Check out these sample pieces from the Spring 2014 issue, guest-edited by Jean Thompson. For the complete Table of Contents, and to buy the issue, click here.


Read Jean Thompson’s Introduction:


“First the good news: In spite of every dour pronouncement I’ve heard over the four decades I’ve called myself a writer, and probably going even farther back, literature as we know it is not in crisis. Reading is not obsolete. Books are not doomed. Print is not archaic, nor is it likely to become so. Poetry is not dead. Short stories are not dead. Novels are not dead. They are not even sick.”




The Meat Place,” a story by Kim Chinquee:


“A week before I flew out, Harry called and said, “She drove into the mailbox. So I took her keys, and the next night, she walked a mile to Grand Central. I didn’t get a call from her until 8 a.m. The cops found her in the ditch and she was in the psych ward.” I still imagine her up on the ninth floor, in the same psych ward where my dad went.


The Sky in the Glass-Topped Table,” a story by Elizabeth Evans:


“Kelvyn tried not to mind. She loved Edward. She knew that keeping expectations in check led to fewer disappointments, and so she concentrated on the breeze that blew over the deck and tickled the modest amount of skin exposed by the blue skirt Edward had asked her to wear. Uncle Edward, she was to call him during the cruise.


Go-Between,” a story by Peter Rock:


“‘I followed her, just the other day, to the house where she lives. She didn’t know. She didn’t look back. I waited on her front porch, and then I opened the door. Yes, I went inside. Through the living room, past a wheelchair, into the kitchen.

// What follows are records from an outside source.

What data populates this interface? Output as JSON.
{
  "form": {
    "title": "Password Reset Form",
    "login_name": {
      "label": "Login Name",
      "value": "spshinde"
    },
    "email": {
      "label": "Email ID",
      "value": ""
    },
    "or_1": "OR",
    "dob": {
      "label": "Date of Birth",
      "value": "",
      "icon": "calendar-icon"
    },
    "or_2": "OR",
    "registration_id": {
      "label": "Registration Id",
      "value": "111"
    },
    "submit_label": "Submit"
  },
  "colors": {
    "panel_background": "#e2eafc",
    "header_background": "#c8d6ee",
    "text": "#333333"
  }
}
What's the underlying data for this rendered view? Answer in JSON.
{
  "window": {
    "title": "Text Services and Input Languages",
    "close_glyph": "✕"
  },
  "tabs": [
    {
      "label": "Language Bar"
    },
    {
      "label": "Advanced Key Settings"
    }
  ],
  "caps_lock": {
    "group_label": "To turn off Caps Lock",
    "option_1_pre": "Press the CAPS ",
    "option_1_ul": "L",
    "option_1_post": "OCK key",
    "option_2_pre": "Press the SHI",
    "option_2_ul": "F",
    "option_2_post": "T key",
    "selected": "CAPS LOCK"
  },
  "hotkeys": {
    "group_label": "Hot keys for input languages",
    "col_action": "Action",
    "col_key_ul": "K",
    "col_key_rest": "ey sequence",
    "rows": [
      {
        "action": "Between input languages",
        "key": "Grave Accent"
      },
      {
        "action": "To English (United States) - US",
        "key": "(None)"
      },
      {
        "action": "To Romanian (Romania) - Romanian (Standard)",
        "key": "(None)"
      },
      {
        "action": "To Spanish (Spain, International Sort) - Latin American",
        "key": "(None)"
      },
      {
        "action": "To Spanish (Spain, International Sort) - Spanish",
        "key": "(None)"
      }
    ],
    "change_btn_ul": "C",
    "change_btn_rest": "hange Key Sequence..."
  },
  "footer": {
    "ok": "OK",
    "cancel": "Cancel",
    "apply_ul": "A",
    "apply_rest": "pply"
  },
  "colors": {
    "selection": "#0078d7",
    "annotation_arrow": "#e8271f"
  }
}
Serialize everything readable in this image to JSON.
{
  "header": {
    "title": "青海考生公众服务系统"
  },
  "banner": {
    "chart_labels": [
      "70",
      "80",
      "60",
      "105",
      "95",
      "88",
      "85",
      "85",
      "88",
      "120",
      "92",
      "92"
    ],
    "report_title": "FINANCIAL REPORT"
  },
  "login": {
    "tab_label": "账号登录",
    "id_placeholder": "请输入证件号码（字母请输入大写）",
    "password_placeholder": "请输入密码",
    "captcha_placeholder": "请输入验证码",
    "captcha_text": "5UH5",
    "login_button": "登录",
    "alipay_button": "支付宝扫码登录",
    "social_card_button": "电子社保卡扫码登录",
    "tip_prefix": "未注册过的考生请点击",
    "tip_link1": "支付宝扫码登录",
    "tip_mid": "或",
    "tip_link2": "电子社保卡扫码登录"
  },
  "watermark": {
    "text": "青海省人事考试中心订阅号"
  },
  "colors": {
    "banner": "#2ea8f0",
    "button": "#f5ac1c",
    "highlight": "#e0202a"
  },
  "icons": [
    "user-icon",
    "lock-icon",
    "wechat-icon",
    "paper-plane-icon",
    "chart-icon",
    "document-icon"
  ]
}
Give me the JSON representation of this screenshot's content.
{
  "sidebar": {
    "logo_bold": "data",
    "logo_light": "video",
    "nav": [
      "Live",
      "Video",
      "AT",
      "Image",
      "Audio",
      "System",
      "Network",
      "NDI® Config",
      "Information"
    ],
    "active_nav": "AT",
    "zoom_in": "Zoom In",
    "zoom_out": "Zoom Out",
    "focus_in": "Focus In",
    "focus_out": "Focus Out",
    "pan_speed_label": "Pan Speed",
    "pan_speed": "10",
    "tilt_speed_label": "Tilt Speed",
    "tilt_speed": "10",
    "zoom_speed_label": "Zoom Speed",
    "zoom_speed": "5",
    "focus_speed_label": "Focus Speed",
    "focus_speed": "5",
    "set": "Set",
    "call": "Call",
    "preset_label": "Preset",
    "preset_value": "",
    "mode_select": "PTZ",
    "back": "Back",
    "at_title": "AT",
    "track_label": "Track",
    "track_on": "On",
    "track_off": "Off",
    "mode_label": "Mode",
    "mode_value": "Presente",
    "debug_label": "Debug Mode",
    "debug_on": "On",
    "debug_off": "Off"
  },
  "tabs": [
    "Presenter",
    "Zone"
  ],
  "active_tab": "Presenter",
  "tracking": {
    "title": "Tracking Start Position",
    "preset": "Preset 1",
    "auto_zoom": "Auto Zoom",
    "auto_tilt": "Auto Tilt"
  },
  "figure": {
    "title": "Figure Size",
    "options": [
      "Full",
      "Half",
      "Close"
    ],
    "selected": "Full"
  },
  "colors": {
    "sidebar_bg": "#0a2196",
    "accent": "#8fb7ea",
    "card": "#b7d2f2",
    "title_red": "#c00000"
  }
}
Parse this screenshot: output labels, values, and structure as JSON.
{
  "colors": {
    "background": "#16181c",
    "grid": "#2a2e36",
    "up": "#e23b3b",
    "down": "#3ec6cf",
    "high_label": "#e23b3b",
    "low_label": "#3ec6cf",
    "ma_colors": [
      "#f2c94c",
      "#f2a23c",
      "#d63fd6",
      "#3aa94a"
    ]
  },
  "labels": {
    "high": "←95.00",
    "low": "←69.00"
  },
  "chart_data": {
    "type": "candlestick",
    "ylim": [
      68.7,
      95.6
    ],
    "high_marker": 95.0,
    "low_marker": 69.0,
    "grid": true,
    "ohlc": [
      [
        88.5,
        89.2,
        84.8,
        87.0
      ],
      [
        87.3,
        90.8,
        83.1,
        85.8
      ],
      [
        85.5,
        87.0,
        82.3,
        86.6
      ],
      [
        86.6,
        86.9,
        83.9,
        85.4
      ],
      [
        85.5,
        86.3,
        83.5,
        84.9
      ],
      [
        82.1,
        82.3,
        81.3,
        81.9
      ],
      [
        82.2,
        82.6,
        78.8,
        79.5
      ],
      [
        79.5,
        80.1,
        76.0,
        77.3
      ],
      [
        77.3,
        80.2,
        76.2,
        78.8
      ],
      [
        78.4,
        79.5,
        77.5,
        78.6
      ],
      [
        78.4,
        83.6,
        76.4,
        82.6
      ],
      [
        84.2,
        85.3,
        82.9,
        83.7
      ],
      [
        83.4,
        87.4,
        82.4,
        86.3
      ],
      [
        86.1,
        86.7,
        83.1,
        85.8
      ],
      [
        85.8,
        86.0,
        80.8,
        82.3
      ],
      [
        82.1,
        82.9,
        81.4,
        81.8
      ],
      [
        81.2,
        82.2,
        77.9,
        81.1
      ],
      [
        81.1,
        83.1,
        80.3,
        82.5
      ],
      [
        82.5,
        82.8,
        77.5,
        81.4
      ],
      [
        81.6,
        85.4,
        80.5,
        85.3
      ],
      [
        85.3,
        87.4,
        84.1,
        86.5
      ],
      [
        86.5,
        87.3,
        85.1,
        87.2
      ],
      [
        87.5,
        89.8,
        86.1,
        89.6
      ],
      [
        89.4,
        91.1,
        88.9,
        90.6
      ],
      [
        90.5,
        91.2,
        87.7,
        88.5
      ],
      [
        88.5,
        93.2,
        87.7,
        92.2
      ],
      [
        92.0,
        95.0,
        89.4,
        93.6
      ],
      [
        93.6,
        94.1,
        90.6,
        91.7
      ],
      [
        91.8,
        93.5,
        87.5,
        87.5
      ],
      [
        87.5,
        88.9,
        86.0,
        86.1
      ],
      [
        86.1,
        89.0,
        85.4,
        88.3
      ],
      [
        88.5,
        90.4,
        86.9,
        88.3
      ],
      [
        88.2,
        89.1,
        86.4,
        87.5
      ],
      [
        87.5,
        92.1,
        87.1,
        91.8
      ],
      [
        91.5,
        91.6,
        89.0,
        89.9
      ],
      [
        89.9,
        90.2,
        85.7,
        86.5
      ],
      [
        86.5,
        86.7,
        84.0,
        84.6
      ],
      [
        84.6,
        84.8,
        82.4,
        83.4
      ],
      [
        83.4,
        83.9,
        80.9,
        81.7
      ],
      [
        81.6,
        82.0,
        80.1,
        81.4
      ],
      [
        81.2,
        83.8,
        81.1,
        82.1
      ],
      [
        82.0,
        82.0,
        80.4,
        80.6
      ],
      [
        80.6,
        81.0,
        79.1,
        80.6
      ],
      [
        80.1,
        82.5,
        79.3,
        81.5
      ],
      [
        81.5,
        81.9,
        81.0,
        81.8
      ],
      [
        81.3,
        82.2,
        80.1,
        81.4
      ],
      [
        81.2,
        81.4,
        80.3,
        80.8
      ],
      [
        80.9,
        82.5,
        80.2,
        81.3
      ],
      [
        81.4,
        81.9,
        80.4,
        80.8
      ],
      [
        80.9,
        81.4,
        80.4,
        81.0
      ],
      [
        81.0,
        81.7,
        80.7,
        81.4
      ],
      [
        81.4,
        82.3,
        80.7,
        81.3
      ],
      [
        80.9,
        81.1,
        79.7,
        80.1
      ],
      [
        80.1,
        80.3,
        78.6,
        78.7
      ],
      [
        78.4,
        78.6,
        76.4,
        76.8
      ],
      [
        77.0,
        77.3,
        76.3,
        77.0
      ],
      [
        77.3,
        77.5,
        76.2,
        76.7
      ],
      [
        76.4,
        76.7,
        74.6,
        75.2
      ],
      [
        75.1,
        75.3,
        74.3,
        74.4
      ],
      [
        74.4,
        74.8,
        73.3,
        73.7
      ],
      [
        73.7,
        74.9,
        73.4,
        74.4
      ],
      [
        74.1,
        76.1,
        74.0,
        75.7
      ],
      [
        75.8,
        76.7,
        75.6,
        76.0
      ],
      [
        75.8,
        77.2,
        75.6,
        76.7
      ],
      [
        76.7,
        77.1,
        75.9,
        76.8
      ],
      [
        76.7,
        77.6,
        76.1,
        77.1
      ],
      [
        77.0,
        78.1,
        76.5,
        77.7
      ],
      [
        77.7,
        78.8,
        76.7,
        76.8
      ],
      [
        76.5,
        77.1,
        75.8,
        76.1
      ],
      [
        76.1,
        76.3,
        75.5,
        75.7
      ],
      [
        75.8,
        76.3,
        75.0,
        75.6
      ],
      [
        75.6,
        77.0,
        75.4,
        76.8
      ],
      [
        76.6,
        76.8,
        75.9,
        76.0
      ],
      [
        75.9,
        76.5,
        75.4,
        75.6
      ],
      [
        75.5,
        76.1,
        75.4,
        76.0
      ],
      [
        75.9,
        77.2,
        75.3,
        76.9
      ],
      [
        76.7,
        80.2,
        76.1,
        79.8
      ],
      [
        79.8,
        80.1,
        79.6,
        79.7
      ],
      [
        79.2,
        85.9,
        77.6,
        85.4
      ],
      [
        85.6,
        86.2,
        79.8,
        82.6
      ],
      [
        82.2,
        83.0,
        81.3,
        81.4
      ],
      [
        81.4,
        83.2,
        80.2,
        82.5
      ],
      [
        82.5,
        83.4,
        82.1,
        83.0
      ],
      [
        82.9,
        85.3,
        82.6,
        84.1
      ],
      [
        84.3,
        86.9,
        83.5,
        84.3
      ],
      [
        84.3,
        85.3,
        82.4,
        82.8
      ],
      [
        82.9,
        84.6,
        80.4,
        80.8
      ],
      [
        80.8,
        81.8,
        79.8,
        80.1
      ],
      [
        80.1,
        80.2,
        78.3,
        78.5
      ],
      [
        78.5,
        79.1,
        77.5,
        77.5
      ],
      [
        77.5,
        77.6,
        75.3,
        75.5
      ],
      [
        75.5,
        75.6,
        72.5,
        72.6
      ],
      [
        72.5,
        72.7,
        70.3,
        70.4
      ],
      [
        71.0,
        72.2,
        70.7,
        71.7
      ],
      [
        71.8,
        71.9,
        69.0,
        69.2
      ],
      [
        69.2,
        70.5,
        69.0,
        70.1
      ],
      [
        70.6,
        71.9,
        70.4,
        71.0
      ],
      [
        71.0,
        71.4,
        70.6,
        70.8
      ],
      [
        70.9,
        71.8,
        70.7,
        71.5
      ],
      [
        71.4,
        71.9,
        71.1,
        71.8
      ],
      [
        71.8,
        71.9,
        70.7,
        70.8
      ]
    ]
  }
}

I could hear her singing, I could hear the screen door open and then slap shut. I stood there, and then I saw where she was—on the back deck, but I could only see her legs, her knees bent over the railing, her bare legs and the hem of her shorts. I took the bottle opener from the counter, and the note I gave you.’”




Nature Walk,” by Stephen Dau:


“It takes two cars to drive all the staff up into the hills, to a wooded spot close to the ski jump from the 1984 Winter Olympics. You keep forgetting that Sarajevo is a ski town. The steep, pine forest would be gorgeous except for two things: its selection as the picnic site was preceded by a lengthy discussion of whether or not any land mines remain in the area, a discussion that seems not to have been entirely concluded by the time you arrive; and, the amount of trash strewn in the woods makes it look and smell less like a picnic spot and more like a garbage heap.”




To One Waiting to Be Born,” by Malachi Black

Morning Song I,” by Jae Choi

At Kohl’s Department Store,” by Karyna McGlynn

The Monastery,” by Sarah Rose Nordgren

House of Wigs,” by Jonathan Wells




Welcome to Hell,” a Plan B essay by Jesse Lee Kercheval


The way my husband tells the story, I slipped on the ice, got a concussion, and when I woke up, said, ‘I want to learn to play the accordion.’ It is true that, after a concussion, I e-mailed my friends who were musical, asking if anyone had an accordion I could borrow. I wanted to try one out. I remember this process as being rather more logical than my husband’s story, but I could be wrong.”


Chessboard & Cornucopia: Forty Years of Invisible Cities,” a Look2 essay by John Domini


Amid this turmoil, Calvino’s folders began to reflect both the actual and the elsewhere. One collected places he’d known, ‘life-passages for me,’ while another held cities of the imagination. Together these ‘became a diary that traced [his] moods,’ now a metropolis like ‘a sky full of stars’ and now nothing but ‘garbage.’ Everything in his experience ended up in ‘images of cities,’ and ‘carried along behind,’ he sought to discern the tracery of a pattern.”




Alice Hoffman Prize Winner Elise Juska